Tata Chemicals sells urea business to Yara India
Tata Chemicals urea business has been sold to Yara India for Rs.2670 crores on a 'slump sale' basis. This divestment is intended to strengthen Tata's balance sheet as their debt as on March 31, 2016 was little over Rs.8600 crores. Tata Chemicals managing director said this decisive move was intended to build a consumer business while maintaining leadership in the inorganic chemicals business.
Tata Chemicals has manufacturing facilities across North America, Africa, Asia and Europe and is considered the world's second largest producer of soda ash. Tata Chemicals has businesses spread across sectors such as industry chemicals, agri-solutions, consumer products and has recently ventured into nutraceuticals. Its urea business contributed to 21% of the total turnover of the company in the financial year 2015-2016.
Urea is naturally produced in humans and mammals. However the synthetic version of urea is an inexpensive form of nitrogen fertiliser which is used to acidify soil to grow plants or crops like rice, wheat, corn, strawberries, cotton and several others.
Yara International ASA (YIA), a Norwegian chemicals giant founded in 1905, is spread across 150 countries. Yara Fertilisers India is a unit of YIA, one of the most energy efficient of Yara plants producing fertilisers and fertiliser raw materials. Yara has been present in India since the 1990s and focused on premium product category sales in the western & southern region.

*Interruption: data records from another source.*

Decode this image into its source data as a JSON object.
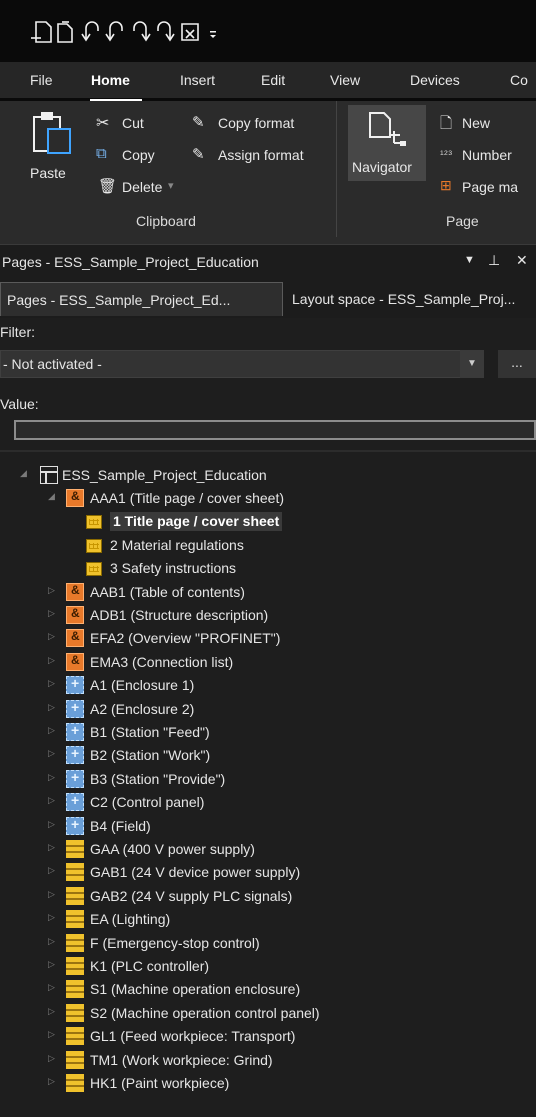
{
  "quick_access": {
    "icons": [
      "new-page-icon",
      "copy-page-icon",
      "undo-icon",
      "undo-alt-icon",
      "redo-icon",
      "redo-alt-icon",
      "form-icon",
      "customize-icon"
    ]
  },
  "menu_tabs": [
    "File",
    "Home",
    "Insert",
    "Edit",
    "View",
    "Devices",
    "Co"
  ],
  "ribbon": {
    "paste": "Paste",
    "cut": "Cut",
    "copy": "Copy",
    "delete": "Delete",
    "copy_format": "Copy format",
    "assign_format": "Assign format",
    "clipboard_group": "Clipboard",
    "navigator": "Navigator",
    "new": "New",
    "number": "Number",
    "page_ma": "Page ma",
    "page_group": "Page"
  },
  "panel": {
    "title": "Pages - ESS_Sample_Project_Education",
    "tab1": "Pages - ESS_Sample_Project_Ed...",
    "tab2": "Layout space - ESS_Sample_Proj...",
    "filter_label": "Filter:",
    "filter_value": "- Not activated -",
    "more": "...",
    "value_label": "Value:"
  },
  "tree": {
    "root": "ESS_Sample_Project_Education",
    "items": [
      {
        "label": "AAA1 (Title page / cover sheet)",
        "type": "orange",
        "level": 1,
        "expanded": true
      },
      {
        "label": "1 Title page / cover sheet",
        "type": "page",
        "level": 2,
        "selected": true
      },
      {
        "label": "2 Material regulations",
        "type": "page",
        "level": 2
      },
      {
        "label": "3 Safety instructions",
        "type": "page",
        "level": 2
      },
      {
        "label": "AAB1 (Table of contents)",
        "type": "orange",
        "level": 1
      },
      {
        "label": "ADB1 (Structure description)",
        "type": "orange",
        "level": 1
      },
      {
        "label": "EFA2 (Overview \"PROFINET\")",
        "type": "orange",
        "level": 1
      },
      {
        "label": "EMA3 (Connection list)",
        "type": "orange",
        "level": 1
      },
      {
        "label": "A1 (Enclosure 1)",
        "type": "blue",
        "level": 1
      },
      {
        "label": "A2 (Enclosure 2)",
        "type": "blue",
        "level": 1
      },
      {
        "label": "B1 (Station \"Feed\")",
        "type": "blue",
        "level": 1
      },
      {
        "label": "B2 (Station \"Work\")",
        "type": "blue",
        "level": 1
      },
      {
        "label": "B3 (Station \"Provide\")",
        "type": "blue",
        "level": 1
      },
      {
        "label": "C2 (Control panel)",
        "type": "blue",
        "level": 1
      },
      {
        "label": "B4 (Field)",
        "type": "blue",
        "level": 1
      },
      {
        "label": "GAA (400 V power supply)",
        "type": "yellow",
        "level": 1
      },
      {
        "label": "GAB1 (24 V device power supply)",
        "type": "yellow",
        "level": 1
      },
      {
        "label": "GAB2 (24 V supply PLC signals)",
        "type": "yellow",
        "level": 1
      },
      {
        "label": "EA (Lighting)",
        "type": "yellow",
        "level": 1
      },
      {
        "label": "F (Emergency-stop control)",
        "type": "yellow",
        "level": 1
      },
      {
        "label": "K1 (PLC controller)",
        "type": "yellow",
        "level": 1
      },
      {
        "label": "S1 (Machine operation enclosure)",
        "type": "yellow",
        "level": 1
      },
      {
        "label": "S2 (Machine operation control panel)",
        "type": "yellow",
        "level": 1
      },
      {
        "label": "GL1 (Feed workpiece: Transport)",
        "type": "yellow",
        "level": 1
      },
      {
        "label": "TM1 (Work workpiece: Grind)",
        "type": "yellow",
        "level": 1
      },
      {
        "label": "HK1 (Paint workpiece)",
        "type": "yellow",
        "level": 1
      }
    ]
  }
}
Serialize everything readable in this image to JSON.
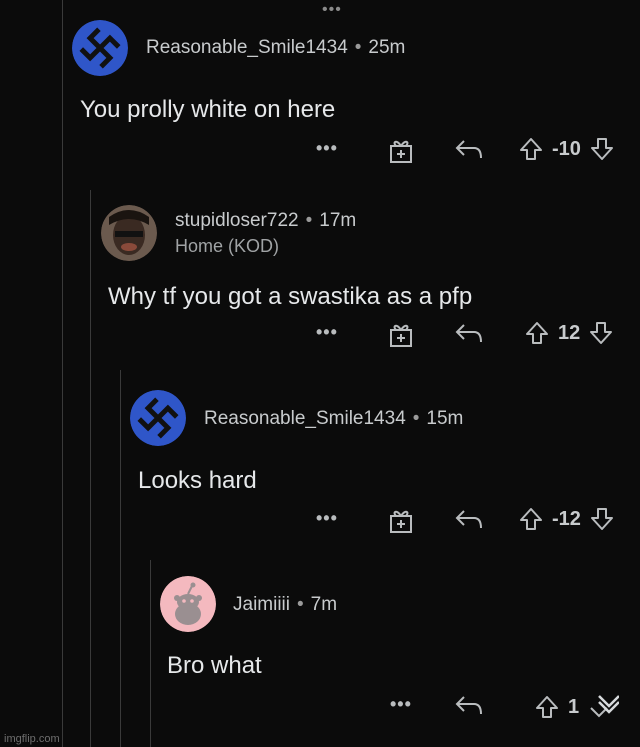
{
  "top_dots": "•••",
  "comments": [
    {
      "username": "Reasonable_Smile1434",
      "time": "25m",
      "text": "You prolly white on here",
      "votes": "-10",
      "more": "•••"
    },
    {
      "username": "stupidloser722",
      "time": "17m",
      "flair": "Home (KOD)",
      "text": "Why tf you got a swastika as a pfp",
      "votes": "12",
      "more": "•••"
    },
    {
      "username": "Reasonable_Smile1434",
      "time": "15m",
      "text": "Looks hard",
      "votes": "-12",
      "more": "•••"
    },
    {
      "username": "Jaimiiii",
      "time": "7m",
      "text": "Bro what",
      "votes": "1",
      "more": "•••"
    }
  ],
  "separator": "•",
  "watermark": "imgflip.com",
  "colors": {
    "background": "#0b0b0b",
    "avatar_blue": "#2f56c9",
    "avatar_pink": "#f4b9bf"
  }
}
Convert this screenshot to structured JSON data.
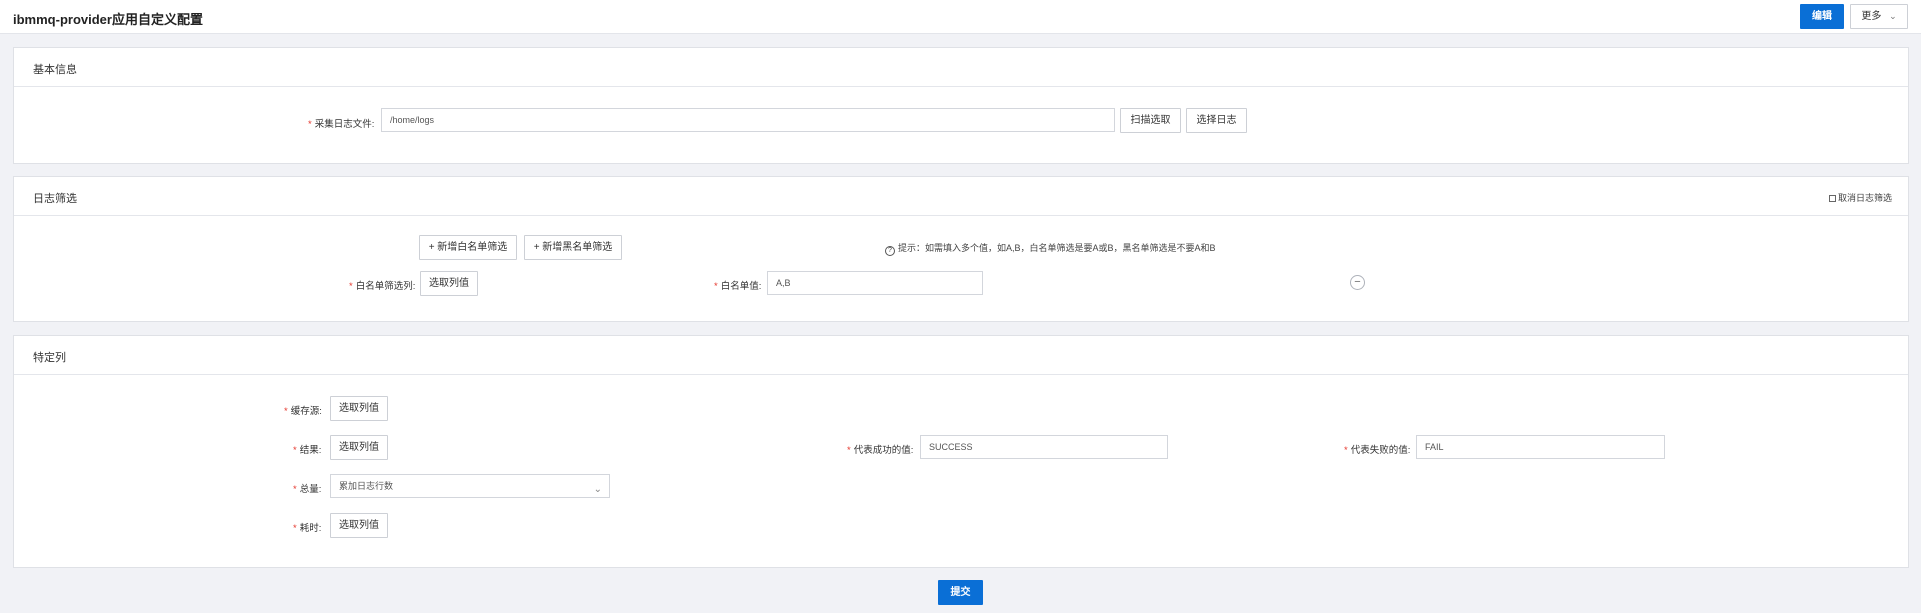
{
  "header": {
    "title": "ibmmq-provider应用自定义配置",
    "edit_label": "编辑",
    "more_label": "更多"
  },
  "basic_info": {
    "title": "基本信息",
    "log_file_label": "采集日志文件:",
    "log_file_value": "/home/logs",
    "scan_button": "扫描选取",
    "select_log_button": "选择日志"
  },
  "log_filter": {
    "title": "日志筛选",
    "cancel_filter_link": "取消日志筛选",
    "add_whitelist_button": "+ 新增白名单筛选",
    "add_blacklist_button": "+ 新增黑名单筛选",
    "hint": "提示：如需填入多个值，如A,B，白名单筛选是要A或B，黑名单筛选是不要A和B",
    "whitelist_column_label": "白名单筛选列:",
    "whitelist_column_button": "选取列值",
    "whitelist_value_label": "白名单值:",
    "whitelist_value": "A,B"
  },
  "specific_columns": {
    "title": "特定列",
    "cache_source_label": "缓存源:",
    "cache_source_button": "选取列值",
    "result_label": "结果:",
    "result_button": "选取列值",
    "success_value_label": "代表成功的值:",
    "success_value": "SUCCESS",
    "fail_value_label": "代表失败的值:",
    "fail_value": "FAIL",
    "total_label": "总量:",
    "total_value": "累加日志行数",
    "duration_label": "耗时:",
    "duration_button": "选取列值"
  },
  "submit_label": "提交"
}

India is the world's second largest fertiliser market and this deal allows YIA to expand its presence. Additionally, given the increasing population and standards of living, Yara aims to significantly improve productivity in India's agricultural sector. This deal allows Tata Chemicals to achieve its goal of strengthening the fertiliser business either in form of a partnerships or transfer of ownership to world renowned companies.
A slump sale refers to the sale of an undertaking as a 'going concern' for a lump sum consideration; in this scenario individual values are neither assigned to the assets nor the liabilities. It's a commonly used mode of corporate restructuring in India.